[Dataset content]

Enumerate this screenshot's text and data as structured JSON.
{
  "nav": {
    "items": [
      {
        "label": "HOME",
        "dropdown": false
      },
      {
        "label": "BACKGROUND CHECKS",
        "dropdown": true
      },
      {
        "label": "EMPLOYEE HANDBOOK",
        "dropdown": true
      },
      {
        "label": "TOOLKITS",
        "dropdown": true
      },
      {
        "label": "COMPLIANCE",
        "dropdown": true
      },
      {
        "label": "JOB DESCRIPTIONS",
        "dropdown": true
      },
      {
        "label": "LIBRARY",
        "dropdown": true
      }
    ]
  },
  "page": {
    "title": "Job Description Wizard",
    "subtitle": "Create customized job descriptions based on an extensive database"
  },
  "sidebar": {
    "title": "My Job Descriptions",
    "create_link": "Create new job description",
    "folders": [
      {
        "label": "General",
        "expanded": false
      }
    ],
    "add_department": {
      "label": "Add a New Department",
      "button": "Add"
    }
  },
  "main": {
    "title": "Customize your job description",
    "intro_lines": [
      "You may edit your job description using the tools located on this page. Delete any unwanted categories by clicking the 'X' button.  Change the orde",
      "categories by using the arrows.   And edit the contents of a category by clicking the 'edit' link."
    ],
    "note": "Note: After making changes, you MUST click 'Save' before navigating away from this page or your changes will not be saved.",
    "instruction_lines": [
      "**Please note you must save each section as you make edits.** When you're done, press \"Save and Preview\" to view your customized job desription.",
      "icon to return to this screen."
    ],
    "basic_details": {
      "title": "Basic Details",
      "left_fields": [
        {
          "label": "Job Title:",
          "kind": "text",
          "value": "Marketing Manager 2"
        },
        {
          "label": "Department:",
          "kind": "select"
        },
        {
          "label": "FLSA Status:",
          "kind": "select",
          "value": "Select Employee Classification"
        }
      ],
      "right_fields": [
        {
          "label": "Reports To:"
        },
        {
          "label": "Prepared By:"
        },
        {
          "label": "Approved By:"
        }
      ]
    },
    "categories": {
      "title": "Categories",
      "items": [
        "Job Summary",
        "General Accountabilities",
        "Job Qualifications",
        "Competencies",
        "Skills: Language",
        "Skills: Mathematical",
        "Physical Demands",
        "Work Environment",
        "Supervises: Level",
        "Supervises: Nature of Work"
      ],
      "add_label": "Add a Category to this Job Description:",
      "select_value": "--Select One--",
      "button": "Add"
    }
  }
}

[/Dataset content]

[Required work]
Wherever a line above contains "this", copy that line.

[Written solution]
Enumerate this screenshot's text and data as structured JSON.
      "You may edit your job description using the tools located on this page. Delete any unwanted categories by clicking the 'X' button.  Change the orde",
    "note": "Note: After making changes, you MUST click 'Save' before navigating away from this page or your changes will not be saved.",
      "icon to return to this screen."
      "add_label": "Add a Category to this Job Description:",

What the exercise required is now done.